Overarching Learning Goals & Learning Maps
I have started my year in grade 10 math with a set of learning goals and an incomplete learning map. I went into this process with an understanding that these documents will always be working documents. Changes will be needed depending on the group of students and changing needs of the course/society/etc. I am only 6 weeks into the semester and already envisioning the need for changes just based on pedagogy and assessment policy. Some of the reasons for this will be become more evidence in the topic below.
My learning map only has descriptors for level 3, which is partly by design.
1) I couldn't fig…

Trials and Tribulations

So, it's been a crazy few weeks since my last post and now it's time to just sit down with a hot chocolate and type...

I'll start with the highlights which include completing some course specific PD, meeting Starr Sackstein, and having some epiphanies about my own practice. Then I'll end with some next steps for myself (got to model what I preach, right?).

Within my department, there were concerns that we were not ready to deal with grade 9 gradeless. I wanted to do it justice - I figured that my two years of dabbling with gradeless was some background compared to my colleagues who may be dealing with gradeless for the first time. I approached my principal (Jim Kardash) and he was extremely generous in giving us three full days of release - two of which were with the Board's Instructional Coordinator (Kristen Clark). As a course group, we first conferred to create common assessment practices and assignments. That one day was a whirlwind of productive collaboration …

Feedback Focussed Assessment Conversations

This post is essentially a conversation that occurred on Twitter yesterday and this morning about formative and summative assessment, mastery, issues around grade 12U students wanting to know their grade because they need to apply to university, teaching students to self assess based on the success criteria and more.
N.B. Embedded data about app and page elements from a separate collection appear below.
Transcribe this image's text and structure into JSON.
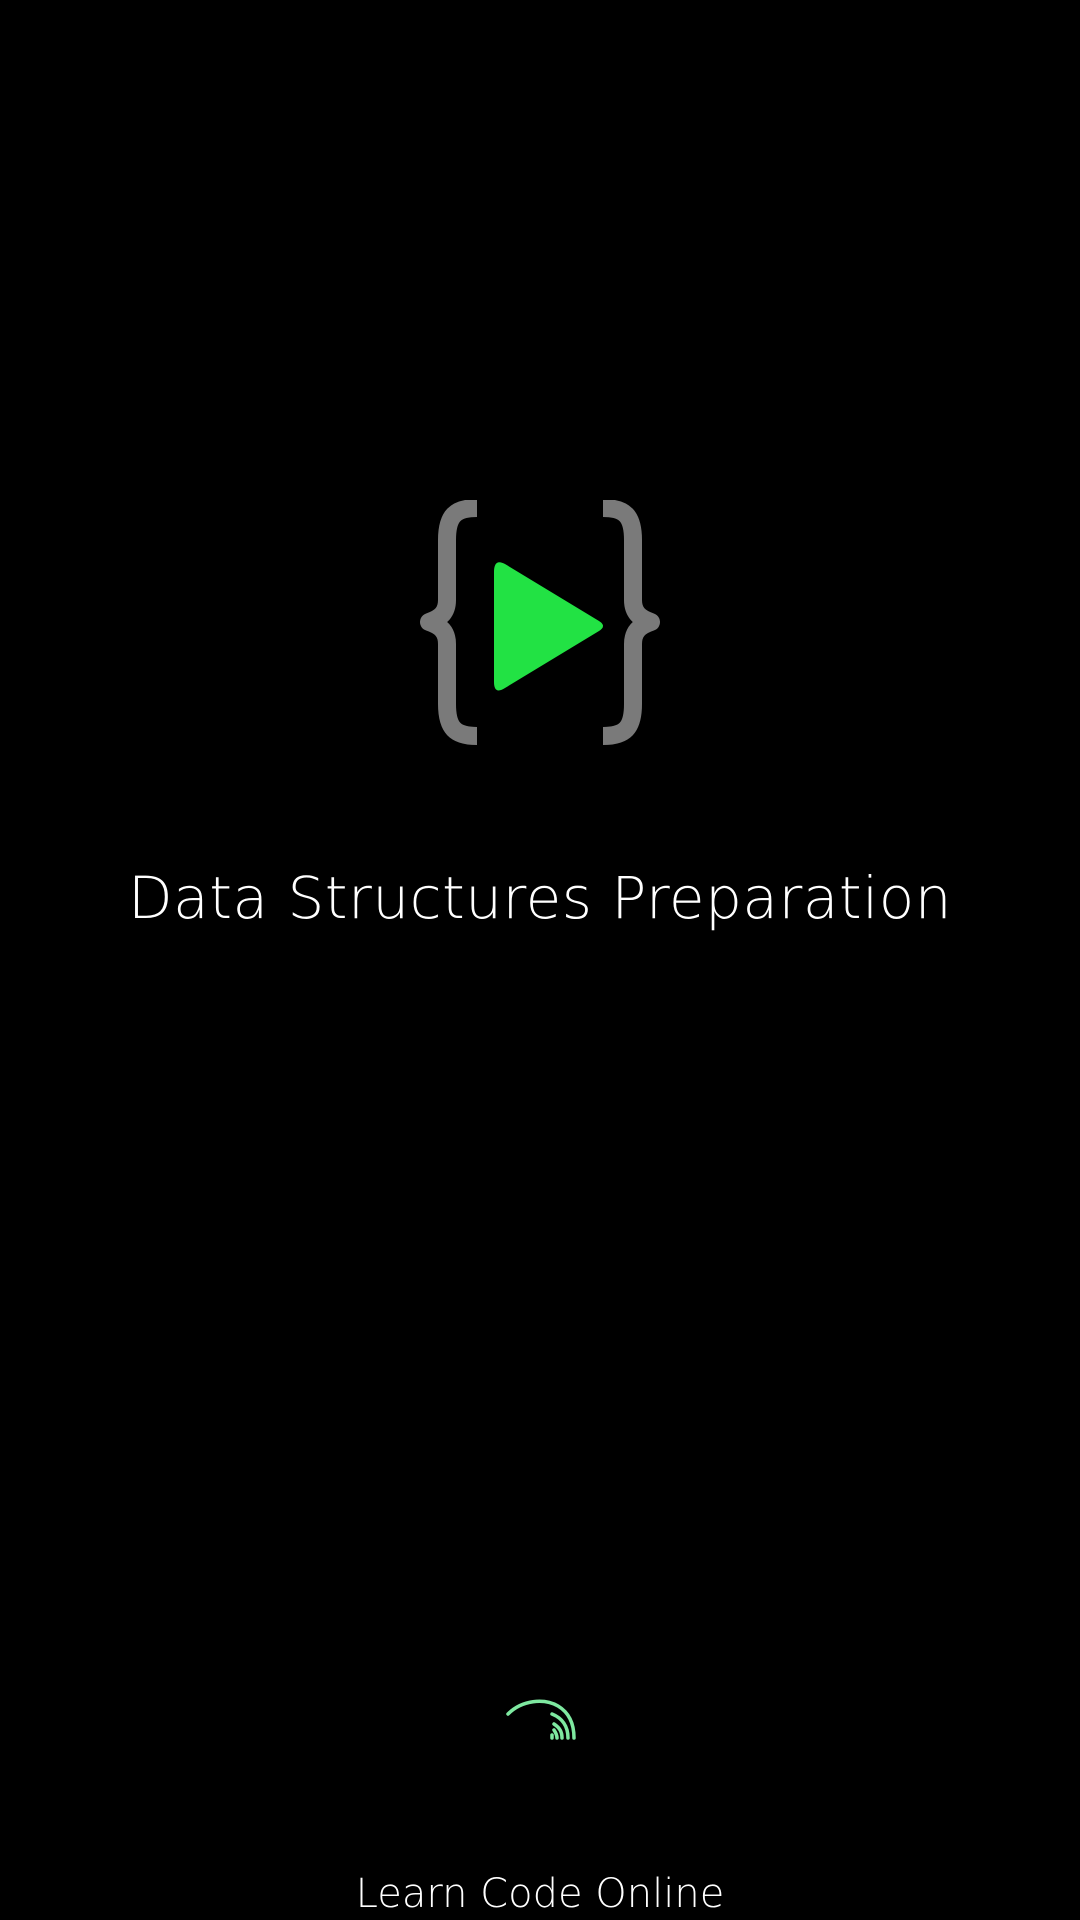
{
  "splash": {
    "title": "Data Structures Preparation",
    "footer": "Learn Code Online",
    "logo_icon": "braces-play-icon",
    "spinner_icon": "loading-spinner-icon"
  },
  "colors": {
    "background": "#000000",
    "brace": "#7a7a7a",
    "play": "#22e244",
    "spinner": "#7ee8a0",
    "text": "#ffffff"
  }
}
It's amazing that teachers from both elementary and secondary and in more than one board are contributing to the conversation.


[View the story "Feedback Focussed Assessment" on Storify]